“He’s right, Mrs. Hamilton’s written the book on formality for the sake of formality.” Kevin said solemnly. “I’m pretty sure that Curran’s father called his wife Mrs. Hamilton from their wedding to his death by henpecking thirty-four years later.” Annette snorted and Curran shook his head.
“Well, unless you’re fond of formality for the sake of it, you’re welcome to call me Tawny.” She said, extending a hand to him. He took and bowed over it, causing a faint bit of color to rise in her cheeks.
“And please, call me Curran.” Curran told her when he looked up, their eyes locking for a moment.
“Well, there’s the piano if you want to dive right in.” Annette said sitting down in her chair, a cat with a bowl of cream smile on her face. “It’s even tuned.”
“Thank you, Annette.” Tawny said. Curran pulled the bench out for her and she sat on it, smoothing her skirt in a nervous gesture.
“Sit up just a little,” Curran suggested, “But keep your shoulders relaxed, it’s a piano, not a firing squad.” She did as he suggested, he pulled a sheaf of music out of his bag and set it on the wooden music rest.
“This is the C major scale.” He quickly and easily tapped out the keys, managing somehow to lean over her shoulder without it feeling like he was hovering over her, which was kinda amazing, considering Miguel could hover over her from clear across the room.
“So what did you think?” Annette asked after Curran and Kevin had left.
“He was–very nice–and I think he’ll be a good teacher.” She added the second part in a rush as if saying that Curran was nice was somehow leaving something hanging that she really ought not to leave. “I liked Kevin too.”
Annette smiled and nodded.
“He’s–more than your friend isn’t he? Kevin, I mean.”
“Not–exactly. We are friends, he is someone I can talk to and he’ll listen and understand as best he can. And he knows that being friends like we are is all I can offer.” She sighed and sat down in her arm chair.
“I meant you’re sleeping with him.” Tawny covered her eyes. “I’m sorry, that was out of line.”
“I think, considering the first few conversations we had and how you reacted to them, you’ve spent too much time around me.” Annette looked up at her, eyes shadowed. “Yes, I am.”
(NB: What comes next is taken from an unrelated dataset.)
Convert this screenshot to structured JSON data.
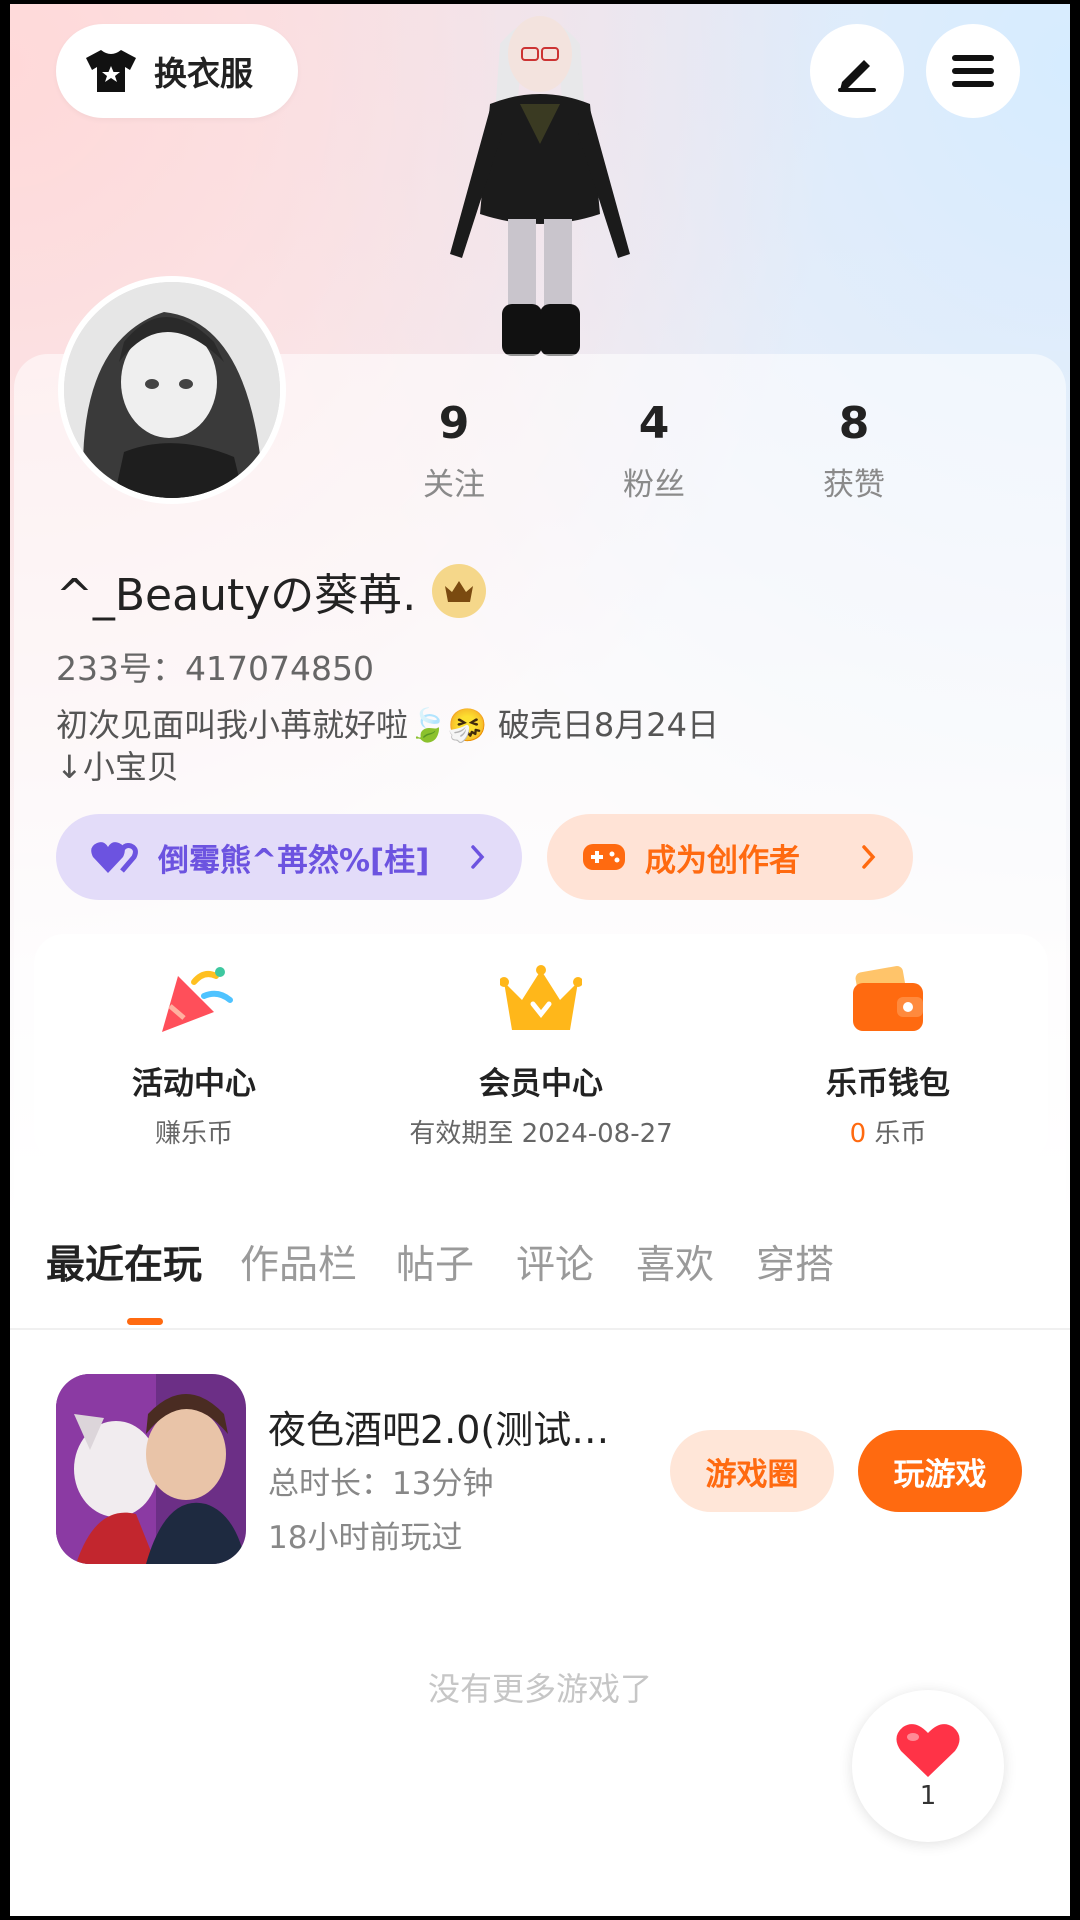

“I like him. Not that that has anything to do with anything.” She stubbed her toe at the carpet.
“No, but it’s nice to hear. No one ever says it about Masen. Then again, I’m not sleeping with Masen, so…” She trailed off with a shrug.
“You–,” Tawny sat down on the settee and looked at her for a long moment. The sunlight coming in the window set off the paleness of Annette’s skin, making the copper of her hair shimmer like metal. And just like that it was back, the marble-and-metal armor that Annette always kept around her.
And just like that–Tawny’s whole life seemed to spread out in front of her–if she did succeed in having a child with Miguel in a decade she’d be where Annette was–even her closest friends at arm’s length, wrapped up in armor and and respectability.
“How do people do this?” Tawny whispered, as reality crashed down.
Annette didn’t seem puzzled by the non-sequitur. “The same way they do anything unpleasant, all the other choices are worse. C’mon, it’s not all bad. And it’s better when you can remember the good stuff, too.”
“Aye.” Tawny agreed. “Thank you.”